Author: Caitlin Devor
Institution: Allegheny College
Date: February 2012
A newly described frog species from New Guinea is now recognized as the world’s smallest vertebrate, averaging only 7.7 millimeters in length—small enough to sit comfortably on the face of President Roosevelt on an American dime.
The frog may aid researchers in the quest to understand the functional constraints of animals at either extreme of the body size spectrum.
Christopher C. Austin, assistant professor at Louisiana State University and head curator of herpetology and amphibians at the Museum of Natural Science in Baton Rouge, is primary investigator of the lab that discovered the new species, named Paedophryne amauensis.
“Finding the world’s smallest vertebrate is interesting from a headline-grabbing standpoint, but that’s not necessarily the most interesting thing,” Austin said, referring to the lack of scientific understanding surrounding the functional constraints of vertebrate bodies.
Animals at either end of the body size spectrum tend to be aquatic: blue whales are the world’s largest vertebrate and before P. amauensis was found, the world’s smallest known vertebrate was a species of fish called Paedocypris progenetica. The discovery of P. amauensis “slightly challenges” this colloquially dubbed Aquatic Hypothesis, Austin said, since the frog is terrestrial.
P. amauensis, named for the Amau River running through the area where it was discovered, lives in the leaf litter on the ground of the tropical wet rainforests in Papua New Guinea.
Small frog species are often preyed upon by larger invertebrates, including scorpions and centipedes.

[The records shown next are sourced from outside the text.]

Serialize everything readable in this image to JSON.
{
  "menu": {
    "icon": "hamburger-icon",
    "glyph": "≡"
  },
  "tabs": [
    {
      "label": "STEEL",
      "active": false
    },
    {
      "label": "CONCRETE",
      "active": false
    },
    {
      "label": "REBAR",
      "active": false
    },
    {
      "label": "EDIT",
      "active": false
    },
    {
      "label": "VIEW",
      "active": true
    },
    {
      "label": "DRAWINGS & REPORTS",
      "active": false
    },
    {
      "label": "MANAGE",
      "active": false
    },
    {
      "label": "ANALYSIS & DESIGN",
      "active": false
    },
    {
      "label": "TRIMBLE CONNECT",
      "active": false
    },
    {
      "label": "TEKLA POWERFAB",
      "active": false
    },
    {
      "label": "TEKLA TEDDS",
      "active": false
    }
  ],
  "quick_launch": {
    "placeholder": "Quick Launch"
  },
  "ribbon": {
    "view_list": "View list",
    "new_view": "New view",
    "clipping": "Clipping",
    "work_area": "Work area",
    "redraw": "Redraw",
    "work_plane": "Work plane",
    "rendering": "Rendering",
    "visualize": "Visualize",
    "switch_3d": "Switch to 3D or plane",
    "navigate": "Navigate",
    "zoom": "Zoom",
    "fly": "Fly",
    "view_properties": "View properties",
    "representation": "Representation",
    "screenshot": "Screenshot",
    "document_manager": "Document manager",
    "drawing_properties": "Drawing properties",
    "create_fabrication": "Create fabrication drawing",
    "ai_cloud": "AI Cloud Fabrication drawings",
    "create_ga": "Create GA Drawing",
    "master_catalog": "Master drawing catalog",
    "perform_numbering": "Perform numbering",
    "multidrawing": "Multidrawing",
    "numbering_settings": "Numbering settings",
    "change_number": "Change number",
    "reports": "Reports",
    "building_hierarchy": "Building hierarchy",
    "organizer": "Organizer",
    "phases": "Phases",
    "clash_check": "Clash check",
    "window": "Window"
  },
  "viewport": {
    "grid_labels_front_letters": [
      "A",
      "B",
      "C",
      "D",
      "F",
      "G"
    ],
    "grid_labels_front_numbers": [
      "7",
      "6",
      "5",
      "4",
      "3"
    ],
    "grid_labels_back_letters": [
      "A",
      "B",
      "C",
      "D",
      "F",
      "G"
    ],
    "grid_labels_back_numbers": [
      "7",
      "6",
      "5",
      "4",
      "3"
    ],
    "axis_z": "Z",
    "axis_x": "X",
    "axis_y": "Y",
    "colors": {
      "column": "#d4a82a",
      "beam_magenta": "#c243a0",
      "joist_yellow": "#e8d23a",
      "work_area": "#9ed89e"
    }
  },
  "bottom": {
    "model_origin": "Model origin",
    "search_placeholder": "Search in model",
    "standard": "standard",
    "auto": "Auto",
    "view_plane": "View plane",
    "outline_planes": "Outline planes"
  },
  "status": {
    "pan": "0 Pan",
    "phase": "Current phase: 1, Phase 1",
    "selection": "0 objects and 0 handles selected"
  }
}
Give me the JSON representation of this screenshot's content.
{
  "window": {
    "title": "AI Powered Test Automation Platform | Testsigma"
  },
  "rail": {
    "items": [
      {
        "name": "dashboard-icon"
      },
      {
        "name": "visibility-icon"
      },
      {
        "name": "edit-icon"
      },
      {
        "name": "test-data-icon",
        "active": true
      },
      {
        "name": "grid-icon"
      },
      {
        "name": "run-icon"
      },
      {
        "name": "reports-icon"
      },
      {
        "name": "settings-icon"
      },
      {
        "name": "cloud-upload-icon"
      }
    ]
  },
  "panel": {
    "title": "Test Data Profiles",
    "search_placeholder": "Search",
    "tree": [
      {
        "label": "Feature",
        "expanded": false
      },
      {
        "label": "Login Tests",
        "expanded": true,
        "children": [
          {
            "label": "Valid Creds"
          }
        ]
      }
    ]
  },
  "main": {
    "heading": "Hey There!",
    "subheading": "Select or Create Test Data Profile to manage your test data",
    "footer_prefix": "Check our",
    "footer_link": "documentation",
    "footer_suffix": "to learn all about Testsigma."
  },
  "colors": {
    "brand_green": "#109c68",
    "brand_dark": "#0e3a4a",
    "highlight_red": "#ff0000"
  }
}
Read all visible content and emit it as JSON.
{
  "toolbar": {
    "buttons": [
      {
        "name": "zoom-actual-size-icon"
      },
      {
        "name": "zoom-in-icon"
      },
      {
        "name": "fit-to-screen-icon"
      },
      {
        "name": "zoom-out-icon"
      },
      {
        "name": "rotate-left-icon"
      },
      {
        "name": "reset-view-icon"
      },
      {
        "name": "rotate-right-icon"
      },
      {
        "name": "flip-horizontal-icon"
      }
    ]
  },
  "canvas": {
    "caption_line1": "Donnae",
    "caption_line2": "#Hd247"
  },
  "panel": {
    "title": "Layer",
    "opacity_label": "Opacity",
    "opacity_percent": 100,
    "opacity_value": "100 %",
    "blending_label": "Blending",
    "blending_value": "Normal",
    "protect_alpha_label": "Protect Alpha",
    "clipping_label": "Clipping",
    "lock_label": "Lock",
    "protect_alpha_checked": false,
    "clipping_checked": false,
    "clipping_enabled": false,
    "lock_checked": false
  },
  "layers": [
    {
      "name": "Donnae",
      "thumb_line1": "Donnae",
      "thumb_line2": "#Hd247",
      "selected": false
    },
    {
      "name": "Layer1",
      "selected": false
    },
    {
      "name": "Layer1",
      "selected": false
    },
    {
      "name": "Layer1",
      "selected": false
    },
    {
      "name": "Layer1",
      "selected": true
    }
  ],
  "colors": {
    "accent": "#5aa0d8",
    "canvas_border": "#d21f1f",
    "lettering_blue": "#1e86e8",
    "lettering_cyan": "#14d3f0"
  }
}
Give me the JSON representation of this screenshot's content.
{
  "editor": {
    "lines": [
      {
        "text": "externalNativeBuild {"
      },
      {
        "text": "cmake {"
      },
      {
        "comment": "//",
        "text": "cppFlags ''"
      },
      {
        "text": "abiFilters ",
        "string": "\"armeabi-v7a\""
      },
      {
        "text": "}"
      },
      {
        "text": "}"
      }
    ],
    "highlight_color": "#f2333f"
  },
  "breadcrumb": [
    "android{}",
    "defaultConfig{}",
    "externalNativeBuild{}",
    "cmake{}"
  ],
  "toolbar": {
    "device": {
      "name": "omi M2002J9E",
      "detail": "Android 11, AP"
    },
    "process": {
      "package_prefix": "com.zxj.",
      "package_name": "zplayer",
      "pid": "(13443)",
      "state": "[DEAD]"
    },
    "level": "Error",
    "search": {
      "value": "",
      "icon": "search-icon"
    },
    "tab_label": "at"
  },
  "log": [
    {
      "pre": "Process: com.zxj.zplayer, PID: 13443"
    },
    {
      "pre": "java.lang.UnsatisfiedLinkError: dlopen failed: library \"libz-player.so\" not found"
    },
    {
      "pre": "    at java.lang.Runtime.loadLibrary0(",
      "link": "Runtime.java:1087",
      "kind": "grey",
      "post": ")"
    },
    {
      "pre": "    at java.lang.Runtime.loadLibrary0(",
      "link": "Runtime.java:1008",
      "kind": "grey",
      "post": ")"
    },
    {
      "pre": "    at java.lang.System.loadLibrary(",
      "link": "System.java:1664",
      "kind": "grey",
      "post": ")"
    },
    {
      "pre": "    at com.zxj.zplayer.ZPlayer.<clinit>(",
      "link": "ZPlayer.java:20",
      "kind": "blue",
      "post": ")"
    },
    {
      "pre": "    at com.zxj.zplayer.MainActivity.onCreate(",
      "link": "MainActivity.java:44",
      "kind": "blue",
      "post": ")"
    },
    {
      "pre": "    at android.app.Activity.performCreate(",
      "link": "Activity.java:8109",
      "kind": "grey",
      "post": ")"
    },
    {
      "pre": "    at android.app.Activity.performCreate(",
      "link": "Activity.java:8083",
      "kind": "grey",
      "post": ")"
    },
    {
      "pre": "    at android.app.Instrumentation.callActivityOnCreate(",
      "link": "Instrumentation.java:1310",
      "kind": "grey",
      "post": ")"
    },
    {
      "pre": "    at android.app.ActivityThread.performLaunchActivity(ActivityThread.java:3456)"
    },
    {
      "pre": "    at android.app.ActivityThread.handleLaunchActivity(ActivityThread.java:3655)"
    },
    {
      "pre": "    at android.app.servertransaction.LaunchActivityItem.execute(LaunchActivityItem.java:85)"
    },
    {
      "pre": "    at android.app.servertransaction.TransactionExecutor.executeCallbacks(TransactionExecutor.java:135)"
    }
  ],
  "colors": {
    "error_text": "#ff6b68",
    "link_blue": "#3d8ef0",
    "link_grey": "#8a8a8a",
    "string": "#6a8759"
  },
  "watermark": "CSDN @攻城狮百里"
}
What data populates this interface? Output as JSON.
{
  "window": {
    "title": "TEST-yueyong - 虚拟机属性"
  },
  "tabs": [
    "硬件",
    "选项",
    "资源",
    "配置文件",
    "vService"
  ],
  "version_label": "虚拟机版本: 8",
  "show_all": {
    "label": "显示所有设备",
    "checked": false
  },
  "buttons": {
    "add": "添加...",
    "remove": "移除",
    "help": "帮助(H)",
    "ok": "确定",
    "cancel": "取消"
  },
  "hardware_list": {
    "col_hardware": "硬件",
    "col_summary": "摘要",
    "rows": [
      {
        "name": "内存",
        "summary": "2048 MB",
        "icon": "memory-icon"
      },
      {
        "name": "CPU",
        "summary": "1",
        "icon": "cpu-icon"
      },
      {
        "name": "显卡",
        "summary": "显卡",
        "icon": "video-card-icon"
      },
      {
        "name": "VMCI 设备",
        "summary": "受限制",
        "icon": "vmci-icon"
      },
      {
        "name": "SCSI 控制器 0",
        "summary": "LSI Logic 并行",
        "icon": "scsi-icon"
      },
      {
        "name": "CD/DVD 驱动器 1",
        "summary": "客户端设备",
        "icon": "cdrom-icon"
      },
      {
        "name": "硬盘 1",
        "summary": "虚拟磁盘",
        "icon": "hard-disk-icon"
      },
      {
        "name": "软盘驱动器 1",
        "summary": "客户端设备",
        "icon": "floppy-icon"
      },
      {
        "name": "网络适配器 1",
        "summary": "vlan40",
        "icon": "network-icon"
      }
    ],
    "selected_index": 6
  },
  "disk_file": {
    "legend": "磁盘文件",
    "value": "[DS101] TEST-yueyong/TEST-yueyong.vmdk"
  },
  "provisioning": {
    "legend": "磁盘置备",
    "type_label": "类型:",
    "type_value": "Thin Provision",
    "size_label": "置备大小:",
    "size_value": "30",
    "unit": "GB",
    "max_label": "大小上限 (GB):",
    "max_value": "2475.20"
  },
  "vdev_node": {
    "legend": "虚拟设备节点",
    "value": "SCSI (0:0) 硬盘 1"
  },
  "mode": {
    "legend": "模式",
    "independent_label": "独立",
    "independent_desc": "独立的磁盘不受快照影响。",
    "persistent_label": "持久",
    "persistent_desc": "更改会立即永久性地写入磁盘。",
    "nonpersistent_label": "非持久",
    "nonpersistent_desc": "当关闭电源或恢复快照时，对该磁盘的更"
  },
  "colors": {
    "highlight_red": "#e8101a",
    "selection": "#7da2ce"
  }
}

Small frogs eat acarians, including mites and ticks, and arthropods called collembolans. Little is known about the ecology of P. amauensis and its role in the leaf litter habitat. The lifespan of the frog is likely about one year, the typical length for similar species.
The field research team from Louisiana State University located the frogs by listening for their calls. To locate animals this small at dawn and dusk, researchers rely more on sound than sight.
“[The call] sounds a little bit like a cricket [due to its high pitch] to people from North America,” Austin said. “To find these frogs, you really just grab a handful of leaf litter and put it into a plastic bag. Then you go through, leaf by leaf, until you hopefully see the frog.”
Because females of the species do not make calls, researchers only identified males, which is not usual for frogs from the genus Paedophryne. Females are expected to be similar in size to the males.Extreme miniaturization in terrestrial frogs evolved eleven separate times, based on analyses of evolutionary relationships among frogs. For researchers, this means tiny size is not a new or “short-lived evolutionary experiment or fluke,” Austin said.
Austin’s team also reported the discovery of another species of tiny frog from the same region, Paedophryne swiftorum. P. swiftorum is about one millimeter longer than P. amauensis and has a call characterized by a series of four pairs of notes at a lower pitch than the call of P. amauensis.
All frogs exchange water and gas through their skin, and due to a high surface-area-to-volume ratio, tiny frogs dehydrate very easily. Because small frog species are only found in wet environments, it is likely that their need to stay hydrated caused them to evolve only in wet tropical rainforests, like those of New Guinea, rather than the tropical dry forests like those of Southern Mexico.
A recording of the male P. amauensis call can be heard on Austin's personal website. The article, titled “Ecological guild evolution and the discovery of the world’s smallest vertebrate,” was published online by the Public Library of Science ONE on January 11, 2012.
This science news brief was written under the guidance of JYI Science Writing Mentor Sathya Achia Abraham.